The collapse of tourism in Spain in the wake of COVID-19 has pushed the tourism industry to undertake major price adjustments and the hotel sector has been the greatest exponent of this trend. According to data from the National Statistics Institute, the price per room per day charged by hotels in the summer of 2020 was 16% lower than the previous year. However, this huge price cut does not seem to have played a decisive role in reviving demand in some regions. The change in travel preferences brought about by the pandemic has meant that tourists have opted for nearby, familiar and less congested destinations, focusing less on price and thereby limiting the success of big reductions in hotel prices.
Air passenger transport is one of the mainstays of the tourism sector's value chain. For this reason, and in a similar way to the rest of the sector, it experienced a huge slump in 2020 in the wake of COVID-19. Airlines are currently having to tackle a combination of high capital costs due to their large structures and an almost total lack of operating income.
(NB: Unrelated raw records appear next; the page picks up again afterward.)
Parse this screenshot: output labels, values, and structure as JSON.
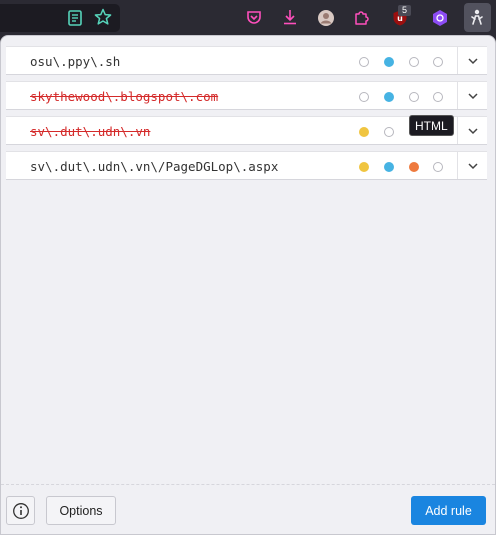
{
  "toolbar": {
    "extension_badge": "5"
  },
  "rules": [
    {
      "pattern": "osu\\.ppy\\.sh",
      "disabled": false,
      "dots": [
        "empty",
        "blue",
        "empty",
        "empty"
      ]
    },
    {
      "pattern": "skythewood\\.blogspot\\.com",
      "disabled": true,
      "dots": [
        "empty",
        "blue",
        "empty",
        "empty"
      ]
    },
    {
      "pattern": "sv\\.dut\\.udn\\.vn",
      "disabled": true,
      "dots": [
        "yellow",
        "empty",
        "hidden",
        "hidden"
      ]
    },
    {
      "pattern": "sv\\.dut\\.udn\\.vn\\/PageDGLop\\.aspx",
      "disabled": false,
      "dots": [
        "yellow",
        "blue",
        "orange",
        "empty"
      ]
    }
  ],
  "tooltip": "HTML",
  "footer": {
    "options_label": "Options",
    "add_rule_label": "Add rule"
  },
  "colors": {
    "yellow": "#f0c541",
    "blue": "#46b3e3",
    "orange": "#ee7a3e",
    "primary": "#1a85e0",
    "disabled_text": "#d42a2a"
  }
}
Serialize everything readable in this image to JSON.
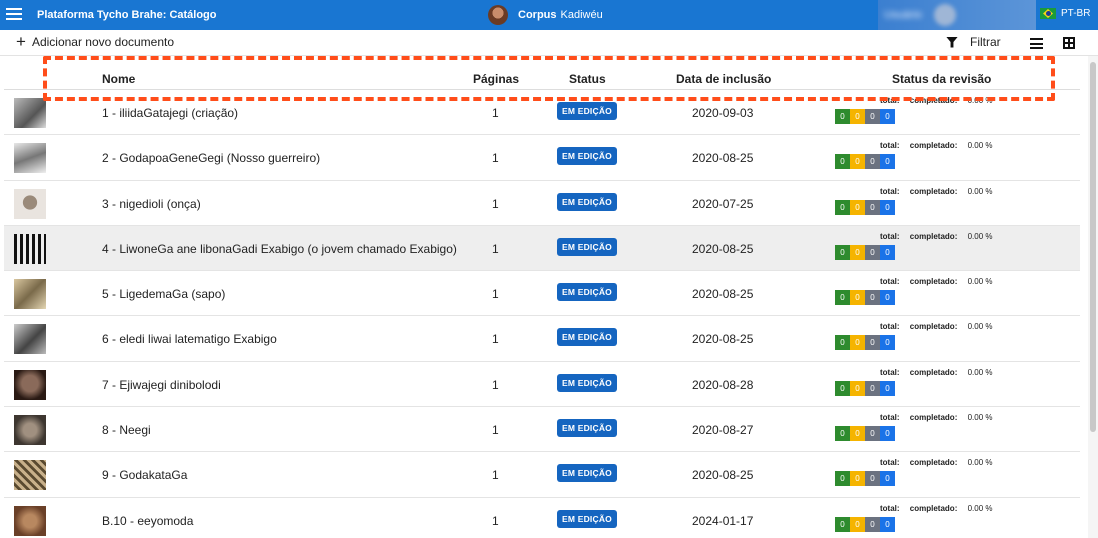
{
  "header": {
    "app_title": "Plataforma Tycho Brahe: Catálogo",
    "corpus_label": "Corpus",
    "corpus_name": "Kadiwéu",
    "language": "PT-BR",
    "icons": [
      "menu-icon",
      "corpus-avatar",
      "user-avatar",
      "brazil-flag-icon"
    ]
  },
  "toolbar": {
    "add_document_label": "Adicionar novo documento",
    "filter_label": "Filtrar",
    "icons": [
      "plus-icon",
      "filter-icon",
      "list-view-icon",
      "grid-view-icon"
    ]
  },
  "table": {
    "columns": [
      "Nome",
      "Páginas",
      "Status",
      "Data de inclusão",
      "Status da revisão"
    ],
    "review_total_label": "total:",
    "review_completed_label": "completado:",
    "status_colors": {
      "status_badge": "#1565c0",
      "box1": "#2e8b2e",
      "box2": "#f5b400",
      "box3": "#6b7280",
      "box4": "#1a73e8"
    },
    "rows": [
      {
        "name": "1 - iliidaGatajegi (criação)",
        "pages": "1",
        "status": "EM EDIÇÃO",
        "date": "2020-09-03",
        "completed": "0.00 %",
        "counts": [
          "0",
          "0",
          "0",
          "0"
        ]
      },
      {
        "name": "2 - GodapoaGeneGegi (Nosso guerreiro)",
        "pages": "1",
        "status": "EM EDIÇÃO",
        "date": "2020-08-25",
        "completed": "0.00 %",
        "counts": [
          "0",
          "0",
          "0",
          "0"
        ]
      },
      {
        "name": "3 - nigedioli (onça)",
        "pages": "1",
        "status": "EM EDIÇÃO",
        "date": "2020-07-25",
        "completed": "0.00 %",
        "counts": [
          "0",
          "0",
          "0",
          "0"
        ]
      },
      {
        "name": "4 - LiwoneGa ane libonaGadi Exabigo (o jovem chamado Exabigo)",
        "pages": "1",
        "status": "EM EDIÇÃO",
        "date": "2020-08-25",
        "completed": "0.00 %",
        "counts": [
          "0",
          "0",
          "0",
          "0"
        ]
      },
      {
        "name": "5 - LigedemaGa (sapo)",
        "pages": "1",
        "status": "EM EDIÇÃO",
        "date": "2020-08-25",
        "completed": "0.00 %",
        "counts": [
          "0",
          "0",
          "0",
          "0"
        ]
      },
      {
        "name": "6 - eledi liwai latematigo Exabigo",
        "pages": "1",
        "status": "EM EDIÇÃO",
        "date": "2020-08-25",
        "completed": "0.00 %",
        "counts": [
          "0",
          "0",
          "0",
          "0"
        ]
      },
      {
        "name": "7 - Ejiwajegi dinibolodi",
        "pages": "1",
        "status": "EM EDIÇÃO",
        "date": "2020-08-28",
        "completed": "0.00 %",
        "counts": [
          "0",
          "0",
          "0",
          "0"
        ]
      },
      {
        "name": "8 - Neegi",
        "pages": "1",
        "status": "EM EDIÇÃO",
        "date": "2020-08-27",
        "completed": "0.00 %",
        "counts": [
          "0",
          "0",
          "0",
          "0"
        ]
      },
      {
        "name": "9 - GodakataGa",
        "pages": "1",
        "status": "EM EDIÇÃO",
        "date": "2020-08-25",
        "completed": "0.00 %",
        "counts": [
          "0",
          "0",
          "0",
          "0"
        ]
      },
      {
        "name": "B.10 - eeyomoda",
        "pages": "1",
        "status": "EM EDIÇÃO",
        "date": "2024-01-17",
        "completed": "0.00 %",
        "counts": [
          "0",
          "0",
          "0",
          "0"
        ]
      }
    ]
  }
}
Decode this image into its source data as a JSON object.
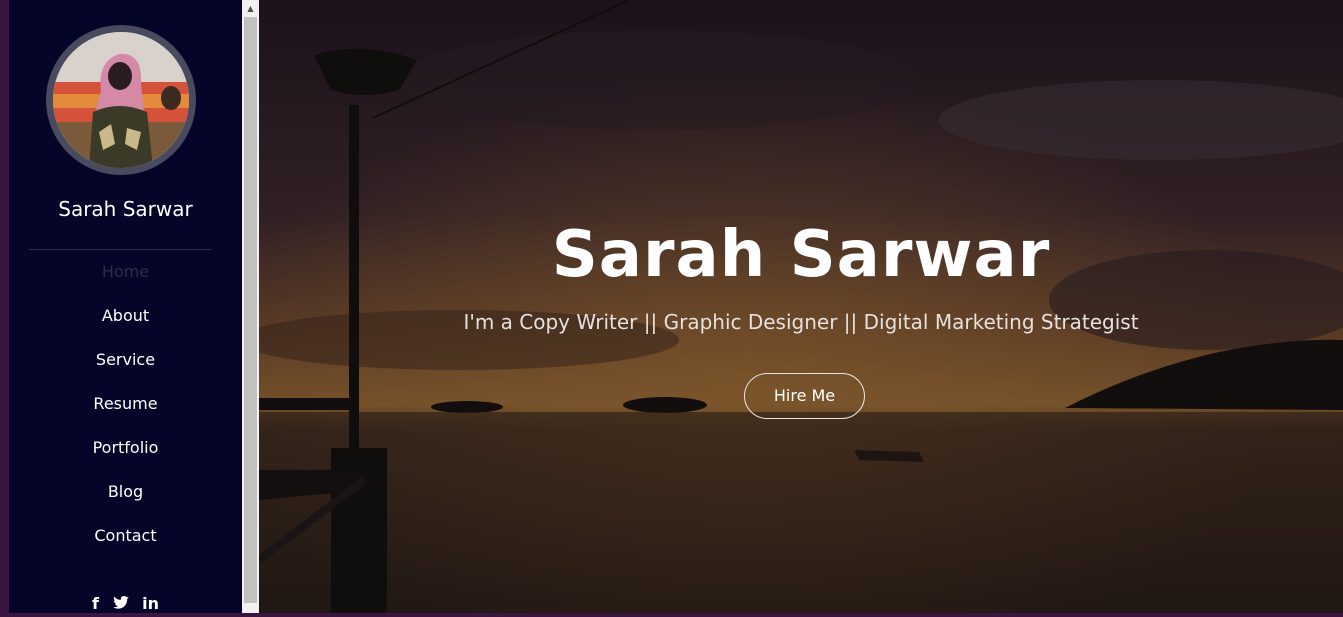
{
  "sidebar": {
    "name": "Sarah Sarwar",
    "nav": [
      {
        "label": "Home",
        "active": true
      },
      {
        "label": "About",
        "active": false
      },
      {
        "label": "Service",
        "active": false
      },
      {
        "label": "Resume",
        "active": false
      },
      {
        "label": "Portfolio",
        "active": false
      },
      {
        "label": "Blog",
        "active": false
      },
      {
        "label": "Contact",
        "active": false
      }
    ],
    "social": {
      "facebook": "f",
      "twitter": "🐦",
      "linkedin": "in"
    }
  },
  "hero": {
    "title": "Sarah Sarwar",
    "subtitle": "I'm a Copy Writer || Graphic Designer || Digital Marketing Strategist",
    "button": "Hire Me"
  },
  "colors": {
    "sidebar_bg": "#040528",
    "frame": "#3a1540",
    "active_nav": "#2c2d4a"
  },
  "icons": [
    "avatar-photo",
    "facebook-icon",
    "twitter-icon",
    "linkedin-icon",
    "scroll-up-arrow-icon"
  ]
}
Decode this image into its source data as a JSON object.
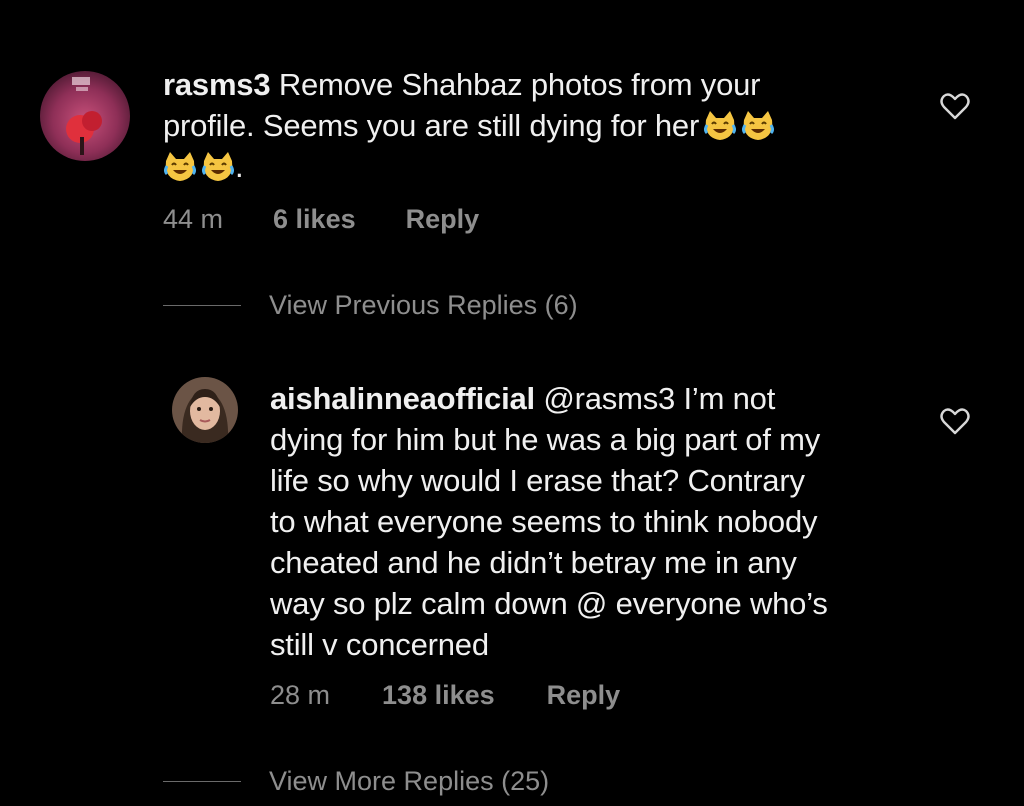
{
  "comments": [
    {
      "username": "rasms3",
      "text_line1": "Remove Shahbaz photos from your",
      "text_line2": "profile. Seems you are still dying for her",
      "text_line3_suffix": ".",
      "emoji_name": "grinning-cat-with-tears-of-joy",
      "time": "44 m",
      "likes": "6 likes",
      "reply_label": "Reply"
    },
    {
      "username": "aishalinneaofficial",
      "mention": "@rasms3",
      "text_line1": "I’m not",
      "lines": [
        "dying for him but he was a big part of my",
        "life so why would I erase that? Contrary",
        "to what everyone seems to think nobody",
        "cheated and he didn’t betray me in any",
        "way so plz calm down @ everyone who’s",
        "still v concerned"
      ],
      "time": "28 m",
      "likes": "138 likes",
      "reply_label": "Reply"
    }
  ],
  "view_previous_replies": "View Previous Replies (6)",
  "view_more_replies": "View More Replies (25)",
  "colors": {
    "background": "#000000",
    "text": "#f0f0f0",
    "secondary_text": "#8e8e8e",
    "emoji_yellow": "#f5c542"
  },
  "icons": {
    "like": "heart-outline-icon"
  }
}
The evident need for liquidity among Europe's airlines has led some governments to inject public capital to prevent their collapse. However, 2021 looks like being the watershed the tourism sector needs: the progress made by the vaccination roll-outs and the approval of measures such as the health passport will be crucial for air passenger transport to embark on the road to recovery and return to being one of the mainstays of tourism.